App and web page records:
Content starts
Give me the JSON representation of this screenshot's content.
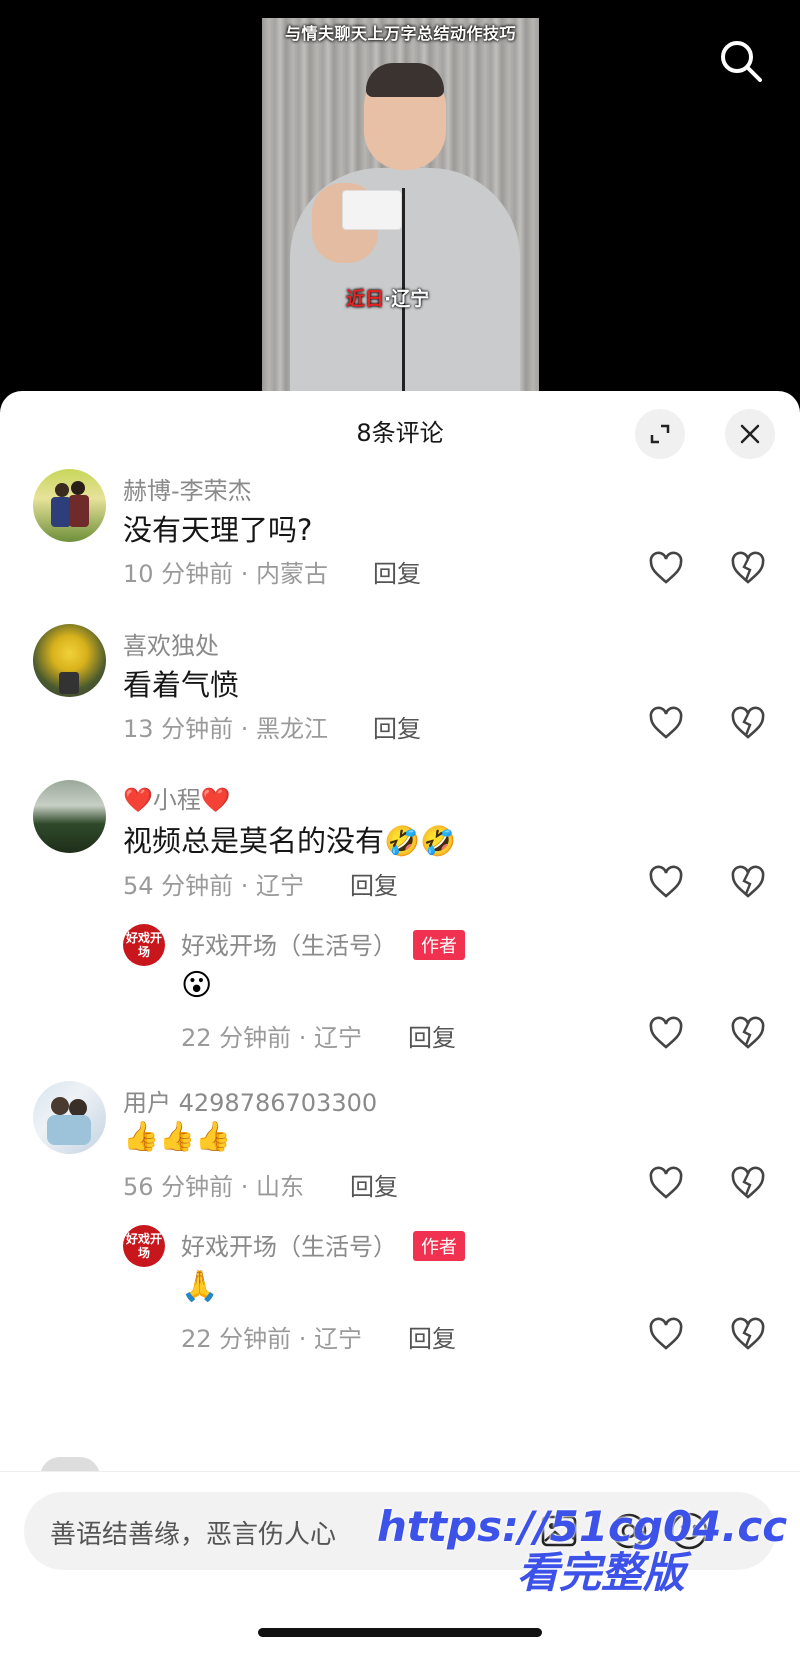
{
  "video": {
    "title_overlay": "与情夫聊天上万字总结动作技巧",
    "location_red": "近日",
    "location_rest": "·辽宁"
  },
  "sheet": {
    "title": "8条评论"
  },
  "comments": [
    {
      "user": "赫博-李荣杰",
      "text": "没有天理了吗?",
      "time": "10 分钟前 · 内蒙古",
      "reply": "回复"
    },
    {
      "user": "喜欢独处",
      "text": "看着气愤",
      "time": "13 分钟前 · 黑龙江",
      "reply": "回复"
    },
    {
      "user_prefix": "❤️",
      "user": "小程",
      "user_suffix": "❤️",
      "text": "视频总是莫名的没有",
      "text_emoji": "🤣🤣",
      "time": "54 分钟前 · 辽宁",
      "reply": "回复",
      "sub_reply": {
        "avatar_text": "好戏开场",
        "user": "好戏开场（生活号）",
        "badge": "作者",
        "text": "😮",
        "time": "22 分钟前 · 辽宁",
        "reply": "回复"
      }
    },
    {
      "user": "用户 4298786703300",
      "text": "👍👍👍",
      "time": "56 分钟前 · 山东",
      "reply": "回复",
      "sub_reply": {
        "avatar_text": "好戏开场",
        "user": "好戏开场（生活号）",
        "badge": "作者",
        "text": "🙏",
        "time": "22 分钟前 · 辽宁",
        "reply": "回复"
      }
    }
  ],
  "input": {
    "placeholder": "善语结善缘，恶言伤人心"
  },
  "watermark": {
    "line1": "https://51cg04.cc",
    "line2": "看完整版"
  },
  "icons": {
    "search": "search-icon",
    "expand": "expand-icon",
    "close": "close-icon",
    "like": "heart-icon",
    "dislike": "broken-heart-icon",
    "image": "image-icon",
    "mention": "at-icon",
    "emoji": "emoji-icon"
  }
}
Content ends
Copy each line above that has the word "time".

### Problem solution
      "time": "10 分钟前 · 内蒙古",
      "time": "13 分钟前 · 黑龙江",
      "time": "54 分钟前 · 辽宁",
        "time": "22 分钟前 · 辽宁",
      "time": "56 分钟前 · 山东",
        "time": "22 分钟前 · 辽宁",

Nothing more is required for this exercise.